By MARIE BUCKLEY FISH
You have probably heard this before but maybe it bears repeating. Most of us believe that the funeral or the Celebration of Life, the Wake, is for the individual whose life has ended.
I’m sure that is the motive of those who request or demand their family and friends forego services when their life is over.
They do not realize the final service is not so much for them as it is for those left behind. We don’t know if the person that we loved is in a place where they can see and appreciate the celebration of life, or if they are in a better place where they are learning the mystery of the afterlife.
We, who are left behind and grieving our loss, very often need the funeral, the family get-together, the opportunity to grieve, to share our love, and to celebrate the life of this special person whom we will see and share our lives with no more.
It is for the beginning of accepting loss, the opportunity to console one another.
Our last gift to our friends and loved ones is to allow them this time together.

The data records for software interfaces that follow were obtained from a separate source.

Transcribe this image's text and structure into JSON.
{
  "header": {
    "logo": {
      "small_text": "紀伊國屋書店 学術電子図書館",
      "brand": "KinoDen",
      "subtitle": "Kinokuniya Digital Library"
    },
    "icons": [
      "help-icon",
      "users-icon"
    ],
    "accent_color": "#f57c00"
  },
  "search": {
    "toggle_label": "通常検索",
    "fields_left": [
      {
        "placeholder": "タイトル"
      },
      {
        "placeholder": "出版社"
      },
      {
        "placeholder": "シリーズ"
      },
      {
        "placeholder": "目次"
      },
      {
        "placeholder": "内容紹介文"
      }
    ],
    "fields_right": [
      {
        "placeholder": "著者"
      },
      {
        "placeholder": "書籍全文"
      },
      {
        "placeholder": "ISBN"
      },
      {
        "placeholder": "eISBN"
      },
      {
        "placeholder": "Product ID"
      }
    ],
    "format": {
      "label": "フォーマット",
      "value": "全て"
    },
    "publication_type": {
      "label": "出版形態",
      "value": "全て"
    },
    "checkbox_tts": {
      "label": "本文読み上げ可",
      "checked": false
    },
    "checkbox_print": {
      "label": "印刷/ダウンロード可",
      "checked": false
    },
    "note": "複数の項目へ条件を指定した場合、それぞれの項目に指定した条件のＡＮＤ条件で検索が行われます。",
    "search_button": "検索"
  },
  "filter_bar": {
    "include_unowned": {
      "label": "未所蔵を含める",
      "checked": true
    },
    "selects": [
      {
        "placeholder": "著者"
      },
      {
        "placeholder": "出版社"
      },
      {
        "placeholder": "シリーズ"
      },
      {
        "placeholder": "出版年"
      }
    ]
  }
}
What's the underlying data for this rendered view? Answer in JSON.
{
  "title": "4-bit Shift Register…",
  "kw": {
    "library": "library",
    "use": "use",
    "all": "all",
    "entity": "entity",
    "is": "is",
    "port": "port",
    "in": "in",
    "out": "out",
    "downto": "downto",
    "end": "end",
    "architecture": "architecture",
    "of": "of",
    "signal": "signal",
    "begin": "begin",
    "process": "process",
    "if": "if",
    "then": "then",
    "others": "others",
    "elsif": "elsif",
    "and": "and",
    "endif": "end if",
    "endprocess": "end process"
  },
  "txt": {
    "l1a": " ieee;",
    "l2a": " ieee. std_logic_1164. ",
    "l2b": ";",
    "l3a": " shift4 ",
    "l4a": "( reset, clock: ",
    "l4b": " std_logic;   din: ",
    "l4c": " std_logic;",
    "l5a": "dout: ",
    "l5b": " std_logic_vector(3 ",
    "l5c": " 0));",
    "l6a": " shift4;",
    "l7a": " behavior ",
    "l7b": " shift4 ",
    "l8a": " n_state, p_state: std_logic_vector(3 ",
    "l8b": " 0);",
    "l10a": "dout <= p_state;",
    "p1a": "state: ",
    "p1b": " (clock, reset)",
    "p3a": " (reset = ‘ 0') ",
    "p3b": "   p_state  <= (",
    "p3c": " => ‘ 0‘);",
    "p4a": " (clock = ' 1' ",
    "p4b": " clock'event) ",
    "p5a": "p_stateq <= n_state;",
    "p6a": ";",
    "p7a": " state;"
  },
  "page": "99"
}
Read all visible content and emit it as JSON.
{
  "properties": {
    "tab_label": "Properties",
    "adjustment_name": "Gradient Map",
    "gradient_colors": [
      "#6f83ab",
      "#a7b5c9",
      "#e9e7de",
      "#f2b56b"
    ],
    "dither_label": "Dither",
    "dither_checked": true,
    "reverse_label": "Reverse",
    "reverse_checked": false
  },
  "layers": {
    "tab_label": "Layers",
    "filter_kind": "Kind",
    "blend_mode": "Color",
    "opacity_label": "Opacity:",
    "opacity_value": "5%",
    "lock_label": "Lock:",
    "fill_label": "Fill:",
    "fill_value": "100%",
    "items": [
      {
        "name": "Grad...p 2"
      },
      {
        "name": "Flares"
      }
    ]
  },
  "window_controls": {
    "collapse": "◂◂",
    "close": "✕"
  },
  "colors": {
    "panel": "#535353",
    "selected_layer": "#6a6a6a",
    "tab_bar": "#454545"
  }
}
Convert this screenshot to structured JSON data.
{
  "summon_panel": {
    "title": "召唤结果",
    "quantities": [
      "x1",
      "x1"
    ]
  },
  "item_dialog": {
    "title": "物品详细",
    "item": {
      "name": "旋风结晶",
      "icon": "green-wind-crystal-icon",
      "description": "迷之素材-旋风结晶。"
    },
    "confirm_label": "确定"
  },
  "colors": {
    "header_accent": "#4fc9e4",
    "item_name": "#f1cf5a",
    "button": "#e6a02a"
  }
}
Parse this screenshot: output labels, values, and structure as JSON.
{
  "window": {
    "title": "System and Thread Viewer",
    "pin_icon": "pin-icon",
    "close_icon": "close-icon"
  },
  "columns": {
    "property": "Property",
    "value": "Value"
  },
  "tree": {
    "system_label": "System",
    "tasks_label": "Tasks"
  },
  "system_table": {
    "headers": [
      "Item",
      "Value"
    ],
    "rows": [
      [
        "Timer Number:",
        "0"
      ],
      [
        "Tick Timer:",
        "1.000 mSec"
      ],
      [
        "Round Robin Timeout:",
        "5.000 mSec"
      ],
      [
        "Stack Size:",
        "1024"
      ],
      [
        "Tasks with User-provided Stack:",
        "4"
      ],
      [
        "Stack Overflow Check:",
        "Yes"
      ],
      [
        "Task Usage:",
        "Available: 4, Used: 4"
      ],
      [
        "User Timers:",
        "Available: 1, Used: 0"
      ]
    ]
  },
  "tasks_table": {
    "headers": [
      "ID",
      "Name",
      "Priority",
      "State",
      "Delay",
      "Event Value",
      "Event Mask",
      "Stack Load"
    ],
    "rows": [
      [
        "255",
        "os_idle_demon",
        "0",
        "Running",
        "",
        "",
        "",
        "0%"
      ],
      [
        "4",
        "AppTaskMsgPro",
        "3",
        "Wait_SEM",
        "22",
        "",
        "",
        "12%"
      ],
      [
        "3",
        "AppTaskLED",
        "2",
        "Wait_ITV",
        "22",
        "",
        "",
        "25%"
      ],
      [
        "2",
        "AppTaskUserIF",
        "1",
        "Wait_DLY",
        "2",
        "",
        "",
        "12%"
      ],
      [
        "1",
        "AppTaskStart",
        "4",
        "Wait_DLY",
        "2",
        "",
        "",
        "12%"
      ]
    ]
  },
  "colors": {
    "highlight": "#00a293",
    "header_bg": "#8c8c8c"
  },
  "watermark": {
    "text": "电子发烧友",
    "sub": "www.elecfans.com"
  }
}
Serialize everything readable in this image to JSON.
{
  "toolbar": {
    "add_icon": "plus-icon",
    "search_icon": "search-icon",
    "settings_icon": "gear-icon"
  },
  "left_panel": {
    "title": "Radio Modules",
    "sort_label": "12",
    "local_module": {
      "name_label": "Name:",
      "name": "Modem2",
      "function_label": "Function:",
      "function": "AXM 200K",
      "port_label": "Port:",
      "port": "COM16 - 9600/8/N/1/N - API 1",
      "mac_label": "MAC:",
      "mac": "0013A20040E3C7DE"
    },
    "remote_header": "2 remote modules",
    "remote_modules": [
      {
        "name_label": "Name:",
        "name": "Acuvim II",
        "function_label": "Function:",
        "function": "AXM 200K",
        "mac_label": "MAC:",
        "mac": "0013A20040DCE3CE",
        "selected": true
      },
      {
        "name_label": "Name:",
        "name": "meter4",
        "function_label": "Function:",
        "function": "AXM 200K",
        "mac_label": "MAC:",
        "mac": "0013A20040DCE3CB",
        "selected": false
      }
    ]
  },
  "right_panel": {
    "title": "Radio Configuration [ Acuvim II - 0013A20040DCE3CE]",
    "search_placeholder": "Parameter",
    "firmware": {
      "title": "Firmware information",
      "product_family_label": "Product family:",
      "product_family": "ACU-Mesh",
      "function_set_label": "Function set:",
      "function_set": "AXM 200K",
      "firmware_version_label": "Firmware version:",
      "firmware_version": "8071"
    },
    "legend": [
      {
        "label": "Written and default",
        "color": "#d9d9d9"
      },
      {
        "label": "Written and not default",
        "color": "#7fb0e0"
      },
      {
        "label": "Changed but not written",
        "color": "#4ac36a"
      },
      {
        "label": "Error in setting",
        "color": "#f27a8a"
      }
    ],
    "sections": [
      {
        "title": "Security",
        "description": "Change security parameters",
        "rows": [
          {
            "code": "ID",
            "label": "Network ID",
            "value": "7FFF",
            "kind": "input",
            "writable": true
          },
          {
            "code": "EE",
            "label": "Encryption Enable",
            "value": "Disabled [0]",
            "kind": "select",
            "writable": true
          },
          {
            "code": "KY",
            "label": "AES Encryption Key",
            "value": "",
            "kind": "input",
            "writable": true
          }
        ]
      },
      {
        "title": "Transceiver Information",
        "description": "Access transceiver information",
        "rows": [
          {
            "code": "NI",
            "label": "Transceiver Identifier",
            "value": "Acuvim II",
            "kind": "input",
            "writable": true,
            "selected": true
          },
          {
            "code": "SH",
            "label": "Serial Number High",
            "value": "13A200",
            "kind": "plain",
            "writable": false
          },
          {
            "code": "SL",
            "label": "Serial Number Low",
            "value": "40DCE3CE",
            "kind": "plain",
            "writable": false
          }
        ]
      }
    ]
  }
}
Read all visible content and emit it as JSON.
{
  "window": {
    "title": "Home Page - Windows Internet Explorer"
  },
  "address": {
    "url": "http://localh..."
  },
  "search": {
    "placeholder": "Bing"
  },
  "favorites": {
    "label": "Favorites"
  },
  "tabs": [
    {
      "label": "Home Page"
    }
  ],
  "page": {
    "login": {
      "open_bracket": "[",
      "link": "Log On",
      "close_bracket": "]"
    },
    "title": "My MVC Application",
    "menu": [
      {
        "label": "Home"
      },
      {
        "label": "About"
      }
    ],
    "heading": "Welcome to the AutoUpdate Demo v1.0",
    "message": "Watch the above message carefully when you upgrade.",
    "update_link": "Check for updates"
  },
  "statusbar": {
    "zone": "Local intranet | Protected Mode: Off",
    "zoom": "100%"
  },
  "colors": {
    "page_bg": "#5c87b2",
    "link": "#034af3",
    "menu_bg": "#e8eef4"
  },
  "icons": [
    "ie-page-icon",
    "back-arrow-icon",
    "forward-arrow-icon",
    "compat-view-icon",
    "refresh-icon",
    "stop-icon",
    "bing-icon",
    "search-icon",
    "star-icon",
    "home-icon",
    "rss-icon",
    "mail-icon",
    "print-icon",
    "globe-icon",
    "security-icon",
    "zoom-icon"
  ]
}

We don’t all receive comfort in the same way, but the loss of a loved one will more often bring family and friends together than will a wedding or graduation or joyful occasion of a new baby.
The Celebration of Life is gaining in popularity, possibly because our friends and family are growing in their acceptance and love of folks who do not share the same religious faith or life style. As our democracy becomes more democratic, we are working to become more accepting of our family and our friends.